Scan the records below. List lines holding "favicon".

Dataset records >>
^^^^
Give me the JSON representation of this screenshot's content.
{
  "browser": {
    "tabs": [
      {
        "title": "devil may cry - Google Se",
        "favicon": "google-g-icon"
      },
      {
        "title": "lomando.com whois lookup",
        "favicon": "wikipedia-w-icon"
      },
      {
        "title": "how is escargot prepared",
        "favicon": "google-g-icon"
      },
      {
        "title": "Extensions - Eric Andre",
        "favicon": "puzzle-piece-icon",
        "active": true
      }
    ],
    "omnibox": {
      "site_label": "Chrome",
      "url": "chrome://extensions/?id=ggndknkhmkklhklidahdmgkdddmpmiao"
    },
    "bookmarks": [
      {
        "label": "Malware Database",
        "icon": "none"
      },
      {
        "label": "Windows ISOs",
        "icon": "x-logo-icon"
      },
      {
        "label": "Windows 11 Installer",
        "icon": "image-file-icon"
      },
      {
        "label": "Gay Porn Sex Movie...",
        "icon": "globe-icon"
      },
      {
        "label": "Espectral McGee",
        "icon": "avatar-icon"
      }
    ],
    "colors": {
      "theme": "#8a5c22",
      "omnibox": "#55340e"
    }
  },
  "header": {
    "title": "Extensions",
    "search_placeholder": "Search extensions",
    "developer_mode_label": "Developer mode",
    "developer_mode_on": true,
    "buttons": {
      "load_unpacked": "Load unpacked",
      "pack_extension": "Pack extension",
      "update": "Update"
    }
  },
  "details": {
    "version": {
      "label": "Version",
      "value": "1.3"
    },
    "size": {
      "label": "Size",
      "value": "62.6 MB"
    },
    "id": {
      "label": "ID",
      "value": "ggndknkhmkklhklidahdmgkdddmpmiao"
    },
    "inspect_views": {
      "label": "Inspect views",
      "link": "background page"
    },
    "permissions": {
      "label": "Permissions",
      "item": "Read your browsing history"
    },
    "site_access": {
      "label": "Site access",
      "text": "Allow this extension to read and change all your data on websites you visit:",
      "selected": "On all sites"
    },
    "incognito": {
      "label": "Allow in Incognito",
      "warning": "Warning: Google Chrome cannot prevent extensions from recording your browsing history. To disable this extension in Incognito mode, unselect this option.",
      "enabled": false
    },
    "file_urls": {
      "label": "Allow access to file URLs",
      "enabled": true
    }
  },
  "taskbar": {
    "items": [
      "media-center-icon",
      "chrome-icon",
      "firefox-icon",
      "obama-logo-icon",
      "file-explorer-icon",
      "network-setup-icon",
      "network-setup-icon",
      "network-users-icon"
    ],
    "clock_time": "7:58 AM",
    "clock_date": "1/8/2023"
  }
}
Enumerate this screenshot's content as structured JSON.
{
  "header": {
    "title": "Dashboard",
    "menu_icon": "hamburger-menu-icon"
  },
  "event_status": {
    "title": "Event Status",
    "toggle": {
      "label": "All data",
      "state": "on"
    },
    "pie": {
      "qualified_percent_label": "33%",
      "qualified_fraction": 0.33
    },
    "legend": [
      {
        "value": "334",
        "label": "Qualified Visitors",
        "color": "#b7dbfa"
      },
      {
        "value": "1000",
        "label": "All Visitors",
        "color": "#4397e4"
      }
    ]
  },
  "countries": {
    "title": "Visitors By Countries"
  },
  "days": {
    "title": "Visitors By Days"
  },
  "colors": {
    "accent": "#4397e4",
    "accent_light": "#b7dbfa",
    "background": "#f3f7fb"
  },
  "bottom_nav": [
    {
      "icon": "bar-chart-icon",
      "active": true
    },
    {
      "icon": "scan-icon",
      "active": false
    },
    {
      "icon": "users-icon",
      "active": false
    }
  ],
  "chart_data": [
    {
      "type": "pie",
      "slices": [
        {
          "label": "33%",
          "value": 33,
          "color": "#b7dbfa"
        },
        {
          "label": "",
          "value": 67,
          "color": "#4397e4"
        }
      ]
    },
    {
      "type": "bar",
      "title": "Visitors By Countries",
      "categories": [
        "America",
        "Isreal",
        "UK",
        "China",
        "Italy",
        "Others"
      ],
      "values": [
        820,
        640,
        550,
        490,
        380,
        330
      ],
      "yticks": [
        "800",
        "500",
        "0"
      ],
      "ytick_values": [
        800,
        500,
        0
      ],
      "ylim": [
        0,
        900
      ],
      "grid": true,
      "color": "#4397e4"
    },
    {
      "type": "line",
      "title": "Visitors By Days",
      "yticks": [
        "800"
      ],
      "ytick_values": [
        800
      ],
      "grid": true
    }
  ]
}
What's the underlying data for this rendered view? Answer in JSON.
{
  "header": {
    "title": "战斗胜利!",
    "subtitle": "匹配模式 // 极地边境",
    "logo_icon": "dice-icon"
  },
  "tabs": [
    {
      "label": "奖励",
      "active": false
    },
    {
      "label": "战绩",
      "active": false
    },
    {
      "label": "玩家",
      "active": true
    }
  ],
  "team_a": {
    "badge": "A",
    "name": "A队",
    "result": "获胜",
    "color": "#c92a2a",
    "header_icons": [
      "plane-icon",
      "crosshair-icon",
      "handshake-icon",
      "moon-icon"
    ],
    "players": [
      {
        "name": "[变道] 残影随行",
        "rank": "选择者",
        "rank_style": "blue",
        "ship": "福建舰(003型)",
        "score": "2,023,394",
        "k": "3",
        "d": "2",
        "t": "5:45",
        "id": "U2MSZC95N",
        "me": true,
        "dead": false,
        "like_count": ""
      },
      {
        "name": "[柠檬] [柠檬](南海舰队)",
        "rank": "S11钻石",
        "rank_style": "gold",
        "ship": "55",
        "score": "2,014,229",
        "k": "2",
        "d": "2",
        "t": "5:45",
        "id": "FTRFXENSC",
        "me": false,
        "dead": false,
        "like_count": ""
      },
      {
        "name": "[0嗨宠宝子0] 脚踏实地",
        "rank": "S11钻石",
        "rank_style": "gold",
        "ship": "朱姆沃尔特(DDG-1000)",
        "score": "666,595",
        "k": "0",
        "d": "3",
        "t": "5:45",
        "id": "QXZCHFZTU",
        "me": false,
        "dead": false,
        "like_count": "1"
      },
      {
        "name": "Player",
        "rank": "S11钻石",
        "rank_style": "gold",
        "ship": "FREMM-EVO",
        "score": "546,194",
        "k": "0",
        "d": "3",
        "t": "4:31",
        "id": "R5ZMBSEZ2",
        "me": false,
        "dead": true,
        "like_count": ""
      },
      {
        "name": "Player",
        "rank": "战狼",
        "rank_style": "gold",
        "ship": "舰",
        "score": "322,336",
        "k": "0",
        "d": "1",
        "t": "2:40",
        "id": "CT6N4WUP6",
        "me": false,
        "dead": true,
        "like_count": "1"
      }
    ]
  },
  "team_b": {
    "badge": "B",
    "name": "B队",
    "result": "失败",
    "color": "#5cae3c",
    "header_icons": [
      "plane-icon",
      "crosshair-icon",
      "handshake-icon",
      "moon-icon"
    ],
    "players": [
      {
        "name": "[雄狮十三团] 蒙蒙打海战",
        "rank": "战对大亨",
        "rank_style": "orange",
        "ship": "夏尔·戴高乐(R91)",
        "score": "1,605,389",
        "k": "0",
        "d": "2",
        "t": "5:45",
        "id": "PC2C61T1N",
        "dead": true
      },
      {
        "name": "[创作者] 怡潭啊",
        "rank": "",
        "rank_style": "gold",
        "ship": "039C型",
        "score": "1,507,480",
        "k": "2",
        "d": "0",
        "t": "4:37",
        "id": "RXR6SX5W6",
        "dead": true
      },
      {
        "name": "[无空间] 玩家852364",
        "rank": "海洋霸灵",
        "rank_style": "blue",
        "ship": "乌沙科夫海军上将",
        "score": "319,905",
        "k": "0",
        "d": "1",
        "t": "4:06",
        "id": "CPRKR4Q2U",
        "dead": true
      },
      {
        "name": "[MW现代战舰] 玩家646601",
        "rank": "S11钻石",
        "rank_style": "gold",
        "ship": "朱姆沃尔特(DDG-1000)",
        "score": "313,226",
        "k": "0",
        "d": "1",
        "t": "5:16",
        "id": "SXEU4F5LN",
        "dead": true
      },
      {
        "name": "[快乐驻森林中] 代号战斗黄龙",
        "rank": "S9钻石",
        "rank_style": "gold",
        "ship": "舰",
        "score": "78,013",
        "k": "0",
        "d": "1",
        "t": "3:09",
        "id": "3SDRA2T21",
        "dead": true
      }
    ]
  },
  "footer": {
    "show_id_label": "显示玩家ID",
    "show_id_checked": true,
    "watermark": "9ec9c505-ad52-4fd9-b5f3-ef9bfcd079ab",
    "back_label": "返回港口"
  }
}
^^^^
Solution to the exercise >>
        "favicon": "google-g-icon"
        "favicon": "wikipedia-w-icon"
        "favicon": "google-g-icon"
        "favicon": "puzzle-piece-icon",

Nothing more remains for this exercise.